Start of Entries supplied

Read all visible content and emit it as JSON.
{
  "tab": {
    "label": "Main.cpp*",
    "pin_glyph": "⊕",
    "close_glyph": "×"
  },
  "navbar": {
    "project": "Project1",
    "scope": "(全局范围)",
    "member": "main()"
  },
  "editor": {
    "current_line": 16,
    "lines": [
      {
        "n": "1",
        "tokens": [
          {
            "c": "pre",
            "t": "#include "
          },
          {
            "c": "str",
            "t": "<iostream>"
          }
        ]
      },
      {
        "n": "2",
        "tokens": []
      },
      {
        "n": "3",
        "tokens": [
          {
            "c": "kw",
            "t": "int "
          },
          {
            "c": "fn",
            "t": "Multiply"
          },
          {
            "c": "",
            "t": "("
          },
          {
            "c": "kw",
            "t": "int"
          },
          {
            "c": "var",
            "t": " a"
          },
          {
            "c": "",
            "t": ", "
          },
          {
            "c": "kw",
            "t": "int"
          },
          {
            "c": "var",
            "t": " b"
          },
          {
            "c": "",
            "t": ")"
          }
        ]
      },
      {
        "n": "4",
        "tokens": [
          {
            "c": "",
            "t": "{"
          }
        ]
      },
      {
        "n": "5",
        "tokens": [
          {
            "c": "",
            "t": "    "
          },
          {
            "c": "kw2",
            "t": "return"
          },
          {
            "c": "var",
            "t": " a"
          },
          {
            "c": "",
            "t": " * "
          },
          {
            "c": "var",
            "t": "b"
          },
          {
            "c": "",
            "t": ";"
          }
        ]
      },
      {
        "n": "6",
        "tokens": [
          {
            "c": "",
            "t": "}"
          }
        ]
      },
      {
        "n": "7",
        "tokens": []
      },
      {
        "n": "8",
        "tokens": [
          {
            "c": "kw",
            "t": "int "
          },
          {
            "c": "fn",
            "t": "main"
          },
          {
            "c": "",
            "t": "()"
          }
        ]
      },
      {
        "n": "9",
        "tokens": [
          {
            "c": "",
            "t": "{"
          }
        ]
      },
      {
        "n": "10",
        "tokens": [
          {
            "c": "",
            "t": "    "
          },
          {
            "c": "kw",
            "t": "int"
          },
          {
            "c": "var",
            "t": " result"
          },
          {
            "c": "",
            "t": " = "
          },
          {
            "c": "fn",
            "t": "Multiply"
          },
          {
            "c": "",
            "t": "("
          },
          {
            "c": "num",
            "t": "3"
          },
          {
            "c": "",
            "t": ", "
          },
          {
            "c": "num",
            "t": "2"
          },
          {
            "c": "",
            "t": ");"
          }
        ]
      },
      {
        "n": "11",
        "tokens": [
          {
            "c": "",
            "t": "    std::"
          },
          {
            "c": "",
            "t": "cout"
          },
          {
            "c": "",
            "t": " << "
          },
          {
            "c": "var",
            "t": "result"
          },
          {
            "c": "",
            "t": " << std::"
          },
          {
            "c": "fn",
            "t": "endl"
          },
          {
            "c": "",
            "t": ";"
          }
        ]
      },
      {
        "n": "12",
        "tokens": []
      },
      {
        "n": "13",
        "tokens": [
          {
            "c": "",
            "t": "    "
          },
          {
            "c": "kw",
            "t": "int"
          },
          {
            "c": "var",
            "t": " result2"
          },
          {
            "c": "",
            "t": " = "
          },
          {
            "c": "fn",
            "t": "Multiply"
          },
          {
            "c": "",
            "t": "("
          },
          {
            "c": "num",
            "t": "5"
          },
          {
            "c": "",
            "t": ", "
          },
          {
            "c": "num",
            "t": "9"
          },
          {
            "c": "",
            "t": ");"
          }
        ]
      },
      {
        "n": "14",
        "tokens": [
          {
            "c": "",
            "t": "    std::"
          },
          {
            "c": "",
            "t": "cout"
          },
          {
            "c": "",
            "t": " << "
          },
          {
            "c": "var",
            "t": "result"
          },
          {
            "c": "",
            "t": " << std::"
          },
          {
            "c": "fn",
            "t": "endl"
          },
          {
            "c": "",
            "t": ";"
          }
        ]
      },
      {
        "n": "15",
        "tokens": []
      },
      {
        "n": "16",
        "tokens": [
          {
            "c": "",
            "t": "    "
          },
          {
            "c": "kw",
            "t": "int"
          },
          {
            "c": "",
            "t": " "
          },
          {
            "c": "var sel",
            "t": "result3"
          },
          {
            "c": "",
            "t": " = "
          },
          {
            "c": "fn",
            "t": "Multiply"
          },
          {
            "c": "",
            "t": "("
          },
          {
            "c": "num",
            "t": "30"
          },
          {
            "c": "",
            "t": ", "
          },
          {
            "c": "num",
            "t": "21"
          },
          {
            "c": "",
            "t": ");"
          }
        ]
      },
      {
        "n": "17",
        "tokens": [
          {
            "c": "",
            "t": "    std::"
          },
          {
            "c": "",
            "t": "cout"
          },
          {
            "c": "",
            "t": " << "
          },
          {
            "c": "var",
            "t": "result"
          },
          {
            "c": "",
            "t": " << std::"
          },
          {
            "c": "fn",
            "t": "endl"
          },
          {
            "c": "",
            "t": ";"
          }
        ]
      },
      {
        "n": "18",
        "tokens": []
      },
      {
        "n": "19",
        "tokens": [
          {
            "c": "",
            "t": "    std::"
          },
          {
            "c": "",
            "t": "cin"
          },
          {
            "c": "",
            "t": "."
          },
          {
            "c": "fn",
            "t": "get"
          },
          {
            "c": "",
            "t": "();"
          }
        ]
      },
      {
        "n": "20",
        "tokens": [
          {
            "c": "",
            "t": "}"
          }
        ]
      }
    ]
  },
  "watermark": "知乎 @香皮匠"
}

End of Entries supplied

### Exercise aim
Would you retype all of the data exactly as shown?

### Final answer
Read all visible content and emit it as JSON.
{
  "tab": {
    "label": "Main.cpp*",
    "pin_glyph": "⊕",
    "close_glyph": "×"
  },
  "navbar": {
    "project": "Project1",
    "scope": "(全局范围)",
    "member": "main()"
  },
  "editor": {
    "current_line": 16,
    "lines": [
      {
        "n": "1",
        "tokens": [
          {
            "c": "pre",
            "t": "#include "
          },
          {
            "c": "str",
            "t": "<iostream>"
          }
        ]
      },
      {
        "n": "2",
        "tokens": []
      },
      {
        "n": "3",
        "tokens": [
          {
            "c": "kw",
            "t": "int "
          },
          {
            "c": "fn",
            "t": "Multiply"
          },
          {
            "c": "",
            "t": "("
          },
          {
            "c": "kw",
            "t": "int"
          },
          {
            "c": "var",
            "t": " a"
          },
          {
            "c": "",
            "t": ", "
          },
          {
            "c": "kw",
            "t": "int"
          },
          {
            "c": "var",
            "t": " b"
          },
          {
            "c": "",
            "t": ")"
          }
        ]
      },
      {
        "n": "4",
        "tokens": [
          {
            "c": "",
            "t": "{"
          }
        ]
      },
      {
        "n": "5",
        "tokens": [
          {
            "c": "",
            "t": "    "
          },
          {
            "c": "kw2",
            "t": "return"
          },
          {
            "c": "var",
            "t": " a"
          },
          {
            "c": "",
            "t": " * "
          },
          {
            "c": "var",
            "t": "b"
          },
          {
            "c": "",
            "t": ";"
          }
        ]
      },
      {
        "n": "6",
        "tokens": [
          {
            "c": "",
            "t": "}"
          }
        ]
      },
      {
        "n": "7",
        "tokens": []
      },
      {
        "n": "8",
        "tokens": [
          {
            "c": "kw",
            "t": "int "
          },
          {
            "c": "fn",
            "t": "main"
          },
          {
            "c": "",
            "t": "()"
          }
        ]
      },
      {
        "n": "9",
        "tokens": [
          {
            "c": "",
            "t": "{"
          }
        ]
      },
      {
        "n": "10",
        "tokens": [
          {
            "c": "",
            "t": "    "
          },
          {
            "c": "kw",
            "t": "int"
          },
          {
            "c": "var",
            "t": " result"
          },
          {
            "c": "",
            "t": " = "
          },
          {
            "c": "fn",
            "t": "Multiply"
          },
          {
            "c": "",
            "t": "("
          },
          {
            "c": "num",
            "t": "3"
          },
          {
            "c": "",
            "t": ", "
          },
          {
            "c": "num",
            "t": "2"
          },
          {
            "c": "",
            "t": ");"
          }
        ]
      },
      {
        "n": "11",
        "tokens": [
          {
            "c": "",
            "t": "    std::"
          },
          {
            "c": "",
            "t": "cout"
          },
          {
            "c": "",
            "t": " << "
          },
          {
            "c": "var",
            "t": "result"
          },
          {
            "c": "",
            "t": " << std::"
          },
          {
            "c": "fn",
            "t": "endl"
          },
          {
            "c": "",
            "t": ";"
          }
        ]
      },
      {
        "n": "12",
        "tokens": []
      },
      {
        "n": "13",
        "tokens": [
          {
            "c": "",
            "t": "    "
          },
          {
            "c": "kw",
            "t": "int"
          },
          {
            "c": "var",
            "t": " result2"
          },
          {
            "c": "",
            "t": " = "
          },
          {
            "c": "fn",
            "t": "Multiply"
          },
          {
            "c": "",
            "t": "("
          },
          {
            "c": "num",
            "t": "5"
          },
          {
            "c": "",
            "t": ", "
          },
          {
            "c": "num",
            "t": "9"
          },
          {
            "c": "",
            "t": ");"
          }
        ]
      },
      {
        "n": "14",
        "tokens": [
          {
            "c": "",
            "t": "    std::"
          },
          {
            "c": "",
            "t": "cout"
          },
          {
            "c": "",
            "t": " << "
          },
          {
            "c": "var",
            "t": "result"
          },
          {
            "c": "",
            "t": " << std::"
          },
          {
            "c": "fn",
            "t": "endl"
          },
          {
            "c": "",
            "t": ";"
          }
        ]
      },
      {
        "n": "15",
        "tokens": []
      },
      {
        "n": "16",
        "tokens": [
          {
            "c": "",
            "t": "    "
          },
          {
            "c": "kw",
            "t": "int"
          },
          {
            "c": "",
            "t": " "
          },
          {
            "c": "var sel",
            "t": "result3"
          },
          {
            "c": "",
            "t": " = "
          },
          {
            "c": "fn",
            "t": "Multiply"
          },
          {
            "c": "",
            "t": "("
          },
          {
            "c": "num",
            "t": "30"
          },
          {
            "c": "",
            "t": ", "
          },
          {
            "c": "num",
            "t": "21"
          },
          {
            "c": "",
            "t": ");"
          }
        ]
      },
      {
        "n": "17",
        "tokens": [
          {
            "c": "",
            "t": "    std::"
          },
          {
            "c": "",
            "t": "cout"
          },
          {
            "c": "",
            "t": " << "
          },
          {
            "c": "var",
            "t": "result"
          },
          {
            "c": "",
            "t": " << std::"
          },
          {
            "c": "fn",
            "t": "endl"
          },
          {
            "c": "",
            "t": ";"
          }
        ]
      },
      {
        "n": "18",
        "tokens": []
      },
      {
        "n": "19",
        "tokens": [
          {
            "c": "",
            "t": "    std::"
          },
          {
            "c": "",
            "t": "cin"
          },
          {
            "c": "",
            "t": "."
          },
          {
            "c": "fn",
            "t": "get"
          },
          {
            "c": "",
            "t": "();"
          }
        ]
      },
      {
        "n": "20",
        "tokens": [
          {
            "c": "",
            "t": "}"
          }
        ]
      }
    ]
  },
  "watermark": "知乎 @香皮匠"
}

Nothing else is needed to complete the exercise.